*** Opening of Records for the exercise ***

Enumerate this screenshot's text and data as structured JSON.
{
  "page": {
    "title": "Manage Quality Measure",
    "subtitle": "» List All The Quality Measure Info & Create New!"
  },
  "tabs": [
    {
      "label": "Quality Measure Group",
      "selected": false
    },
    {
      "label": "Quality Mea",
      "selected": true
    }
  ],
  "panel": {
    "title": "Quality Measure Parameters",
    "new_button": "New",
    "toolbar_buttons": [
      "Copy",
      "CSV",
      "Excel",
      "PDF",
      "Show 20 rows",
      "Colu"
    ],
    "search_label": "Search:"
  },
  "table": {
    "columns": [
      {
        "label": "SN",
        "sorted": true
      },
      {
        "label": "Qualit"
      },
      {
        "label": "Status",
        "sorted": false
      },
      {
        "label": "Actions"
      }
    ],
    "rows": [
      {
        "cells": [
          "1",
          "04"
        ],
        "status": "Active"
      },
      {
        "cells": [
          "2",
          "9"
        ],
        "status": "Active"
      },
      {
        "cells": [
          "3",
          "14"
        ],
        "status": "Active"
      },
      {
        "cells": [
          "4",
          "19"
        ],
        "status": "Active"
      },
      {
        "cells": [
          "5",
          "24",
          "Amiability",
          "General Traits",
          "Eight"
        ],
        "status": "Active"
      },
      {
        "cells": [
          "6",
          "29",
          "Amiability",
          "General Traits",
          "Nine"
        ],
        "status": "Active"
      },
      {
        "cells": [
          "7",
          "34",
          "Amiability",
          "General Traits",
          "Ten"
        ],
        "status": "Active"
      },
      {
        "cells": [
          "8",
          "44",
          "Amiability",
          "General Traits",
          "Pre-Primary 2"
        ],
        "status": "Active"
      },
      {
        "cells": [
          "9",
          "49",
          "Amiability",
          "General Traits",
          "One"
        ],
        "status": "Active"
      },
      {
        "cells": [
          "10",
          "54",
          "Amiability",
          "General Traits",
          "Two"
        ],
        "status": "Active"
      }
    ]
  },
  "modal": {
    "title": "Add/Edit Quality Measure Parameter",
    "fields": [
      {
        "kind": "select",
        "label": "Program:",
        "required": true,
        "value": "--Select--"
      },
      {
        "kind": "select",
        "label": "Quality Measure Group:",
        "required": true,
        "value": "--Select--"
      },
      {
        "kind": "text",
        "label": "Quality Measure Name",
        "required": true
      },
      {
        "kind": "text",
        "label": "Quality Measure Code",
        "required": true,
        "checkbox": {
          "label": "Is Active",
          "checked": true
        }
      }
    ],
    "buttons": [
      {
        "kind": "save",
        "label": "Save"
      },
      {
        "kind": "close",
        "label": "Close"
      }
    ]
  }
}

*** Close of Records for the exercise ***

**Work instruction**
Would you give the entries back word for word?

**Problem solution**
Enumerate this screenshot's text and data as structured JSON.
{
  "page": {
    "title": "Manage Quality Measure",
    "subtitle": "» List All The Quality Measure Info & Create New!"
  },
  "tabs": [
    {
      "label": "Quality Measure Group",
      "selected": false
    },
    {
      "label": "Quality Mea",
      "selected": true
    }
  ],
  "panel": {
    "title": "Quality Measure Parameters",
    "new_button": "New",
    "toolbar_buttons": [
      "Copy",
      "CSV",
      "Excel",
      "PDF",
      "Show 20 rows",
      "Colu"
    ],
    "search_label": "Search:"
  },
  "table": {
    "columns": [
      {
        "label": "SN",
        "sorted": true
      },
      {
        "label": "Qualit"
      },
      {
        "label": "Status",
        "sorted": false
      },
      {
        "label": "Actions"
      }
    ],
    "rows": [
      {
        "cells": [
          "1",
          "04"
        ],
        "status": "Active"
      },
      {
        "cells": [
          "2",
          "9"
        ],
        "status": "Active"
      },
      {
        "cells": [
          "3",
          "14"
        ],
        "status": "Active"
      },
      {
        "cells": [
          "4",
          "19"
        ],
        "status": "Active"
      },
      {
        "cells": [
          "5",
          "24",
          "Amiability",
          "General Traits",
          "Eight"
        ],
        "status": "Active"
      },
      {
        "cells": [
          "6",
          "29",
          "Amiability",
          "General Traits",
          "Nine"
        ],
        "status": "Active"
      },
      {
        "cells": [
          "7",
          "34",
          "Amiability",
          "General Traits",
          "Ten"
        ],
        "status": "Active"
      },
      {
        "cells": [
          "8",
          "44",
          "Amiability",
          "General Traits",
          "Pre-Primary 2"
        ],
        "status": "Active"
      },
      {
        "cells": [
          "9",
          "49",
          "Amiability",
          "General Traits",
          "One"
        ],
        "status": "Active"
      },
      {
        "cells": [
          "10",
          "54",
          "Amiability",
          "General Traits",
          "Two"
        ],
        "status": "Active"
      }
    ]
  },
  "modal": {
    "title": "Add/Edit Quality Measure Parameter",
    "fields": [
      {
        "kind": "select",
        "label": "Program:",
        "required": true,
        "value": "--Select--"
      },
      {
        "kind": "select",
        "label": "Quality Measure Group:",
        "required": true,
        "value": "--Select--"
      },
      {
        "kind": "text",
        "label": "Quality Measure Name",
        "required": true
      },
      {
        "kind": "text",
        "label": "Quality Measure Code",
        "required": true,
        "checkbox": {
          "label": "Is Active",
          "checked": true
        }
      }
    ],
    "buttons": [
      {
        "kind": "save",
        "label": "Save"
      },
      {
        "kind": "close",
        "label": "Close"
      }
    ]
  }
}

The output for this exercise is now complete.